Sunday, 10 July 2016
Location: Hörsaal 33 (Main Building)
Distributed Paper
Rita BIANCHERI, Pisa University, Italy
Silvia CERVIA, Pisa University, Italy
Epidemiological data show an apparent paradox of increased longevity in women combined with a greater rate of morbility in their lifetimes. Scientific research in this area has focused on what has been defined as feminine “resilience”, the absence of risk and preventive lifestyles, which translate into increased longevity and a postponement of ageing, without considering the interaction between working conditions and home life (Hunt & Macintyre 2000; Fan & Frisbee 2009).

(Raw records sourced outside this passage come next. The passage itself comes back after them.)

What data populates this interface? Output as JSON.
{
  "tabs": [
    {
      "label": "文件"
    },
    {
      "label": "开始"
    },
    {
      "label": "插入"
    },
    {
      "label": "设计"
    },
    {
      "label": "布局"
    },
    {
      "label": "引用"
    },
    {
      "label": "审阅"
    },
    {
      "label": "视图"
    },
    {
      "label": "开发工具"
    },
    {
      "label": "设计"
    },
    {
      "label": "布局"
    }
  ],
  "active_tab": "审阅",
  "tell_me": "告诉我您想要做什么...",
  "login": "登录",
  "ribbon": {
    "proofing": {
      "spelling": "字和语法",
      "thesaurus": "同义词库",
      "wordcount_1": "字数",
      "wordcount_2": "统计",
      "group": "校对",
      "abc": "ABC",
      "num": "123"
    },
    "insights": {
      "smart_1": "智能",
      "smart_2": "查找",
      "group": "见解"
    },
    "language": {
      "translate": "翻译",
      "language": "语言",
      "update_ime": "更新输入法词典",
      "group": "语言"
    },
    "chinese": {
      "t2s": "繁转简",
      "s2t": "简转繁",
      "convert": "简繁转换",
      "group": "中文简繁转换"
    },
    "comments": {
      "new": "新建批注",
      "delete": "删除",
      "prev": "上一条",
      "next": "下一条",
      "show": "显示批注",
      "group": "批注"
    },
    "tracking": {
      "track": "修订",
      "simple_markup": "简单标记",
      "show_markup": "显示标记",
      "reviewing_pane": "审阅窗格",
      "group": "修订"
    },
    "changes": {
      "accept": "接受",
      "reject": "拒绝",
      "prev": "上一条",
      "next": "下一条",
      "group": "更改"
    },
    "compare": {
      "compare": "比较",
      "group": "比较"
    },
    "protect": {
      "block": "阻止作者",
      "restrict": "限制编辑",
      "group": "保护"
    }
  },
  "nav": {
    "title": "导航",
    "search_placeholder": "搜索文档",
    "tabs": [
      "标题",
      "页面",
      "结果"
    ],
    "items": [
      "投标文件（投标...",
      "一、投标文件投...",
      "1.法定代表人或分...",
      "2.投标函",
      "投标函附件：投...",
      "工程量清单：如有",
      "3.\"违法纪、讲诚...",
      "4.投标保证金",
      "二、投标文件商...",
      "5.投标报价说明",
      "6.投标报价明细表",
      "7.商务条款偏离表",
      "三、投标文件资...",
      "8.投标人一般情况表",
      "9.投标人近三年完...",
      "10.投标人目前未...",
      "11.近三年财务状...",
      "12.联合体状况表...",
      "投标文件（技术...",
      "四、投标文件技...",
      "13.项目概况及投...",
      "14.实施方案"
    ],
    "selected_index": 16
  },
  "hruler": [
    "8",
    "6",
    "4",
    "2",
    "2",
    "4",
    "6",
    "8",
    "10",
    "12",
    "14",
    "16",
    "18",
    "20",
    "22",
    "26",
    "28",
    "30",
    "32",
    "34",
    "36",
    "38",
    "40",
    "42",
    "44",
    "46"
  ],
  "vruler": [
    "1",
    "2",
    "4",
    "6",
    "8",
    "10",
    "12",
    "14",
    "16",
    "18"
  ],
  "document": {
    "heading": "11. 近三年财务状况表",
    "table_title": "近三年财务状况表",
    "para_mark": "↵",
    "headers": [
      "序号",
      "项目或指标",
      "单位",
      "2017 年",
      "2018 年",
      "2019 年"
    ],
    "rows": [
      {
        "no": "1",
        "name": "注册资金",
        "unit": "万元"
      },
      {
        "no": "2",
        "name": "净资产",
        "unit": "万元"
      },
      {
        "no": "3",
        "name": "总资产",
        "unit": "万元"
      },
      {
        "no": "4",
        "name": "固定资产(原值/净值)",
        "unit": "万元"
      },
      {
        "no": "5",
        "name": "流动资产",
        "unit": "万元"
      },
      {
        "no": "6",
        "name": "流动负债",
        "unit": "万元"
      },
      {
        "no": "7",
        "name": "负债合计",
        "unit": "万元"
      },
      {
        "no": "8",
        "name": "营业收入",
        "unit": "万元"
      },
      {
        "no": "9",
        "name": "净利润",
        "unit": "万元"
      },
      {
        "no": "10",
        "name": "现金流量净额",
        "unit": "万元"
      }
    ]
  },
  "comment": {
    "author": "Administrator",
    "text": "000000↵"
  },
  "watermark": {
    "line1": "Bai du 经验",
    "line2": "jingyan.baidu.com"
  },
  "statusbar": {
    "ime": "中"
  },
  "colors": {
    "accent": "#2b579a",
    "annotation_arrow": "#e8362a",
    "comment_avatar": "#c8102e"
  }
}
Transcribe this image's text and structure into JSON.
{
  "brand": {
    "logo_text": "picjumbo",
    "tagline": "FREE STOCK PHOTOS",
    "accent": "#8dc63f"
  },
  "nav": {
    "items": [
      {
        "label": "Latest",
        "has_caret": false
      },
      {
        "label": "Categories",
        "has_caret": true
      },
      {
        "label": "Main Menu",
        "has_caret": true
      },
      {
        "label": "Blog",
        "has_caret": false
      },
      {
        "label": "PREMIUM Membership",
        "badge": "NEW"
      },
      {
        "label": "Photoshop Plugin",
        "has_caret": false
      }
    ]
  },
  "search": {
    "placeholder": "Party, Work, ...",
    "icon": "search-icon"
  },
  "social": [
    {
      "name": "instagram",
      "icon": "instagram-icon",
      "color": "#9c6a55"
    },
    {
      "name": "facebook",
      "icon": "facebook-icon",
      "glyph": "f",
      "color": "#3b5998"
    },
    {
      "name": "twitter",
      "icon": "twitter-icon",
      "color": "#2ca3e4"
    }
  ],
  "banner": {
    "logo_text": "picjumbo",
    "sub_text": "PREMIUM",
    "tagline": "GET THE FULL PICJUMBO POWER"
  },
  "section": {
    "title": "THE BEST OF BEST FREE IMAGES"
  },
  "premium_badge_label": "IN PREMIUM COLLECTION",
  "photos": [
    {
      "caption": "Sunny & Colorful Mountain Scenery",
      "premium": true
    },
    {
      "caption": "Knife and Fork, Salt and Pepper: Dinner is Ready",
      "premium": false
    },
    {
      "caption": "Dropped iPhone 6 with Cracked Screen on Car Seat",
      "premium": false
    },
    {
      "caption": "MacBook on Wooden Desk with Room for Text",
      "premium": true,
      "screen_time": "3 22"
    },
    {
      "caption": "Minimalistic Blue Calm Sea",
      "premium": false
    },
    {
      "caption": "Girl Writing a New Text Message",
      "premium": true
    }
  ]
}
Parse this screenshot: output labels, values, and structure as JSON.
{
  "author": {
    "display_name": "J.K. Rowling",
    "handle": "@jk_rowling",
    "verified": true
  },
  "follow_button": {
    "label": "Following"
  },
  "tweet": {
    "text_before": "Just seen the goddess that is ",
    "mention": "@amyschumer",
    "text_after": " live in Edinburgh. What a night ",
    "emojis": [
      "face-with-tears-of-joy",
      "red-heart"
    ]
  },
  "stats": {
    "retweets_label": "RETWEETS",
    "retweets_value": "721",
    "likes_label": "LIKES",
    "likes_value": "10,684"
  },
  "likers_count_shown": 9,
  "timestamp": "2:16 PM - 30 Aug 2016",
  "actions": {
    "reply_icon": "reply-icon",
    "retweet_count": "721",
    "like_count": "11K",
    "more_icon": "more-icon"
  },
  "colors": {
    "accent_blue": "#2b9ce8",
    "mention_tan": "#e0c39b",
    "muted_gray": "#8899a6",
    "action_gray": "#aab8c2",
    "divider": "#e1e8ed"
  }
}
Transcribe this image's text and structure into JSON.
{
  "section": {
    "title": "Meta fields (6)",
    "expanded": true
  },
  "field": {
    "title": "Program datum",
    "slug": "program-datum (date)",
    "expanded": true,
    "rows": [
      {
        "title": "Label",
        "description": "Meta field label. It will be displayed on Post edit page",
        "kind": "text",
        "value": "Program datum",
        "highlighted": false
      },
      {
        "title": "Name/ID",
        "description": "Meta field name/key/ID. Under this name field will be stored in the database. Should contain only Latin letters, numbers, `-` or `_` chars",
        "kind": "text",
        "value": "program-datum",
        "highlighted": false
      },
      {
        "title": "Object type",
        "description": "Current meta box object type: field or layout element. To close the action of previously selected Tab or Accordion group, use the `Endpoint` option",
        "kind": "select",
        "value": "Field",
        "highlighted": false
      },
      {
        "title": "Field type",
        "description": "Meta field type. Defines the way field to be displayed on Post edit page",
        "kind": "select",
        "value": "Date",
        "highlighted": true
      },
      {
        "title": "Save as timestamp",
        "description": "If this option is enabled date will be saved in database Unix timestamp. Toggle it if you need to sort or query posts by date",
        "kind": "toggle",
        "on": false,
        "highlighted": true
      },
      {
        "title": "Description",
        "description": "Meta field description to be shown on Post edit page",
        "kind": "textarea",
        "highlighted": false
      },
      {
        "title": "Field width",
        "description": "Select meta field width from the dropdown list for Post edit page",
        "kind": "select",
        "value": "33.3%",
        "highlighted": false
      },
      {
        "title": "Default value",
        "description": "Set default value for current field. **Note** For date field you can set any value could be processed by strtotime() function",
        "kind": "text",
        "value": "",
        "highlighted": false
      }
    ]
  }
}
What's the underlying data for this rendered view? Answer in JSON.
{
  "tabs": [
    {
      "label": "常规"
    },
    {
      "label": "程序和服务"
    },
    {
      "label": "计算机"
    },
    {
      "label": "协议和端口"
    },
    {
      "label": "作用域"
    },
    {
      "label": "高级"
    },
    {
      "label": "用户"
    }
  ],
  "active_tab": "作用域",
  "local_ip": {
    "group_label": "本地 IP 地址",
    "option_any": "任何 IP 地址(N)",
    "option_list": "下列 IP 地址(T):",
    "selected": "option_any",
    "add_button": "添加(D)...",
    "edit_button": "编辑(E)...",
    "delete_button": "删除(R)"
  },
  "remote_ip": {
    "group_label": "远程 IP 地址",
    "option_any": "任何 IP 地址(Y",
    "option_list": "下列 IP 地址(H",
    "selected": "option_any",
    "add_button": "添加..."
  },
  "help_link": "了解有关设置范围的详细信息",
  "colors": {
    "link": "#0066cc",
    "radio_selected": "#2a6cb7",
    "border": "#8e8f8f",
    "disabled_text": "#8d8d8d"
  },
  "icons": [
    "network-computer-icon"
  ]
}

From this point of view, the increasing presence of women in the workplace, the raising of the retirement age, together with current social transformations and a drop in past forms of reciprocity and solidarity will affect welfare models, and lead to important consequences for the well-being of the elderly.

By adopting the life course approach to studying “health trajectories” in the ageing process, the research takes into account the paradigm of gender and the ensuing differences. These may be seen as crucial elements of those dynamics linking several multidimensional factors that play a relevant role in health outcomes. In our paper, we have considered gender role construction as having a double significance that could explain the ambivalence of the epidemiological data. By analysing the life story and medical history of certain witnesses – females and males over the age of 75 – the research results show a possible connection between the worst health outcomes (in terms of both disease and illness) and overburdening deriving from a “double presence”, and the positive effect on the “re-establishment” of identities (Beck 2008) in the continuity of care.